In Kyūshū, they know how to make the perfect cup of tea. That’s because this is one of Japan’s most important tea-growing regions. It’s no coincidence that the island is also famed for the exquisite ceramics used at tea ceremonies. It is home to such historic ceramicists as Kakiemon and Fukugawa.
Kagoshima, in the far south, is the second-largest tea-production area in Japan, but you’ll also find smaller purveyors in Kumamoto, Miyazaki and Saga. Fukuoka is known for its high-quality matcha tea, used in tea ceremonies, and for Gyokuro Green Tea, considered to be one of the highest-grade green teas in the country.
Konimien Tea, a small award-winning producer in Yame, has been creating tea for around 150 years. Each leaf is picked individually, dried and tossed by hand lovingly over a warm stove. You can visit the tea shop, explore a gallery that explains the history of tea here dating back to the days of the Dutch East India company, or admire the Yame Central Tea Plantation.

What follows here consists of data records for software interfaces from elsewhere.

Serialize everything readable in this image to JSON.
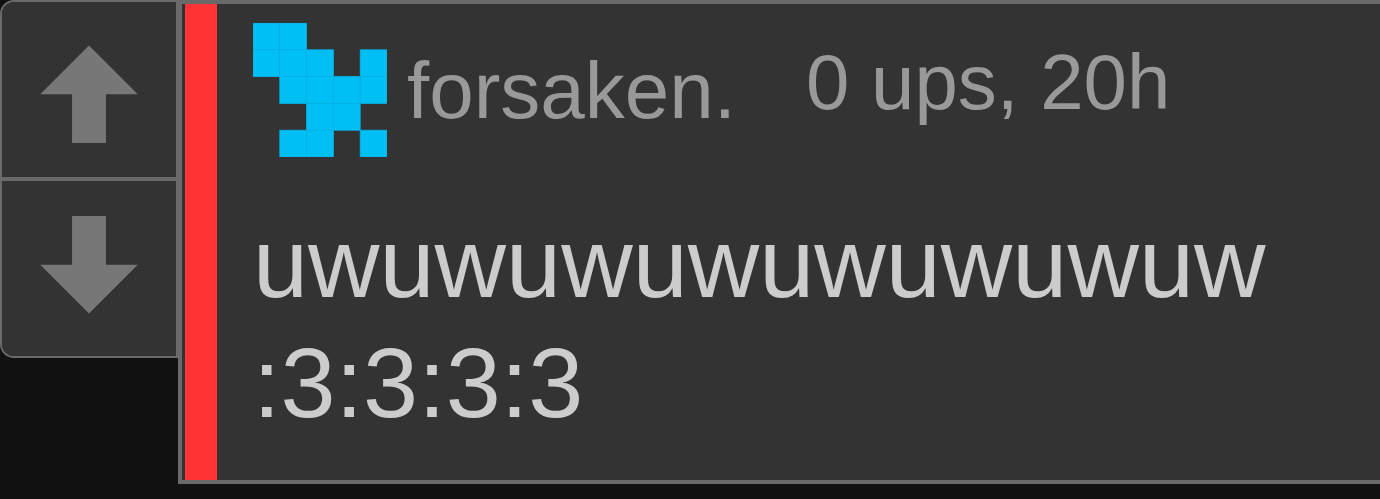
{
  "vote_buttons": [
    {
      "kind": "up"
    },
    {
      "kind": "down"
    }
  ],
  "comment": {
    "username": "forsaken.",
    "meta": "0 ups, 20h",
    "text": "uwuwuwuwuwuwuwuw :3:3:3:3"
  }
}
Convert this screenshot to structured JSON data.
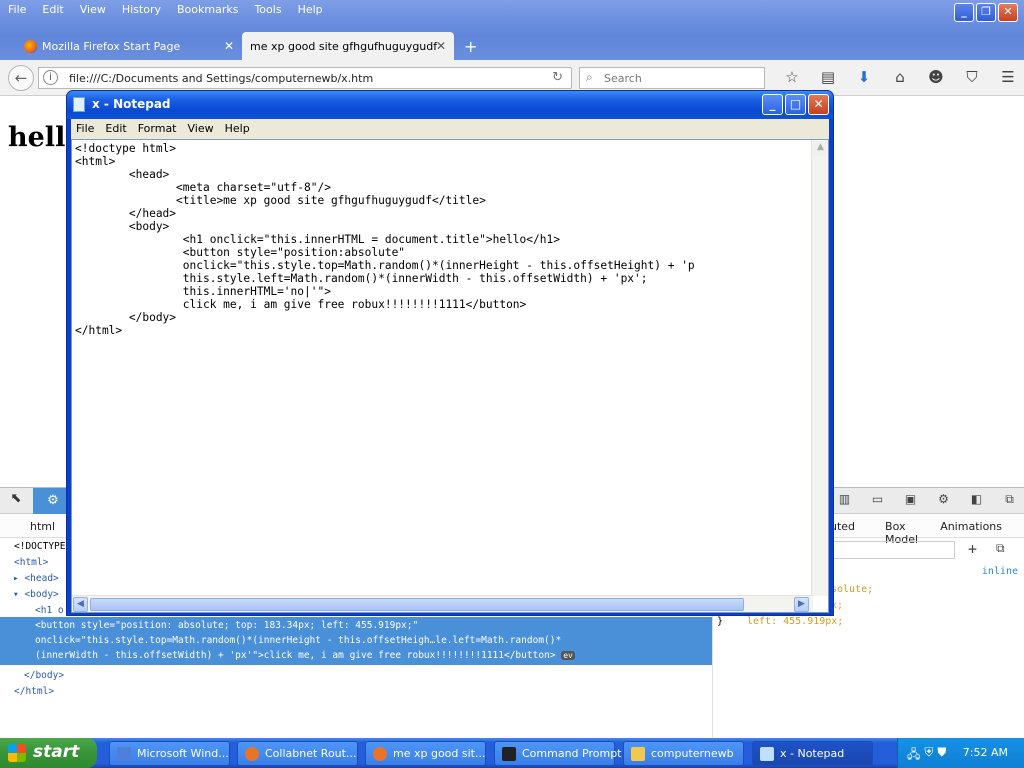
{
  "firefox": {
    "menu": [
      "File",
      "Edit",
      "View",
      "History",
      "Bookmarks",
      "Tools",
      "Help"
    ],
    "tabs": [
      {
        "label": "Mozilla Firefox Start Page"
      },
      {
        "label": "me xp good site gfhgufhuguygudf"
      }
    ],
    "url": "file:///C:/Documents and Settings/computernewb/x.htm",
    "search_placeholder": "Search",
    "page_heading": "hello"
  },
  "devtools": {
    "breadcrumb": "html",
    "side_tabs": [
      "uted",
      "Box Model",
      "Animations"
    ],
    "markup_lines": [
      "<!DOCTYPE",
      "<html>",
      "<head>",
      "<body>",
      "<h1 o"
    ],
    "selected_lines": [
      "<button style=\"position: absolute; top: 183.34px; left: 455.919px;\"",
      "onclick=\"this.style.top=Math.random()*(innerHeight - this.offsetHeigh…le.left=Math.random()*",
      "(innerWidth - this.offsetWidth) + 'px'\">click me, i am give free robux!!!!!!!!1111</button>"
    ],
    "event_badge": "ev",
    "closing_lines": [
      "</body>",
      "</html>"
    ],
    "rules": {
      "inline_label": "inline",
      "line1": "solute;",
      "line2": "x;",
      "line3": "left: 455.919px;",
      "brace": "}"
    }
  },
  "notepad": {
    "title": "x - Notepad",
    "menu": [
      "File",
      "Edit",
      "Format",
      "View",
      "Help"
    ],
    "content": "<!doctype html>\n<html>\n        <head>\n               <meta charset=\"utf-8\"/>\n               <title>me xp good site gfhgufhuguygudf</title>\n        </head>\n        <body>\n                <h1 onclick=\"this.innerHTML = document.title\">hello</h1>\n                <button style=\"position:absolute\"\n                onclick=\"this.style.top=Math.random()*(innerHeight - this.offsetHeight) + 'p\n                this.style.left=Math.random()*(innerWidth - this.offsetWidth) + 'px';\n                this.innerHTML='no|'\">\n                click me, i am give free robux!!!!!!!!1111</button>\n        </body>\n</html>"
  },
  "taskbar": {
    "start": "start",
    "tasks": [
      {
        "label": "Microsoft Wind...",
        "color": "#4f7fd8"
      },
      {
        "label": "Collabnet Rout...",
        "color": "#e8742a"
      },
      {
        "label": "me xp good sit...",
        "color": "#e8742a"
      },
      {
        "label": "Command Prompt",
        "color": "#222222"
      },
      {
        "label": "computernewb",
        "color": "#f2c94c"
      },
      {
        "label": "x - Notepad",
        "color": "#bfe0ff"
      }
    ],
    "clock": "7:52 AM"
  }
}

You can’t eat out in Japan without a jug of warm sake to wash down your meal. Fortunately, this feisty drink is not hard to find in Kyūshū. Fukuoka is the centre of sake rice-wine production, with more than 70 breweries packed into the small prefecture.
At several breweries, you can see the complicated brewing process first-hand and taste a few samples, warmed up or cold. Try Minematsu and Hiyuko Tsuru breweries in Kashima or Kitaya Brewery in Yame. You’ll come away knowing your ordinary Fukutshu from your high-grade Daiginjo, or the difference between a dark Koshu and a cloudy Nigorizake.
Kyūshū also the birthplace of shochu, a spirit distilled from various raw materials, including corn, barley and sweet potatoes (yes, really, sweet potatoes). Many of Fukuoka’s brewers create shochu as a by-product of sake, using rice, along with fruity shobun vinegar, which is so delicate that it’s enjoyed watered down as a cordial.
Pics by Nick/Shutterstock
Ros Walford travelled courtesy of Premium Kyūshū Tours. Visit Trip Insight to book a foodie tour of Fukuoka. English isn’t widely spoken in Kyushu. If you need help booking a tour, call the Kyushu Tourism Information Centre or Saga’s Doganshitato call centre. For more information on Kyūshū, see the Welcome to Kyūshū website.
Top image © Sean Pavone/Shutterstock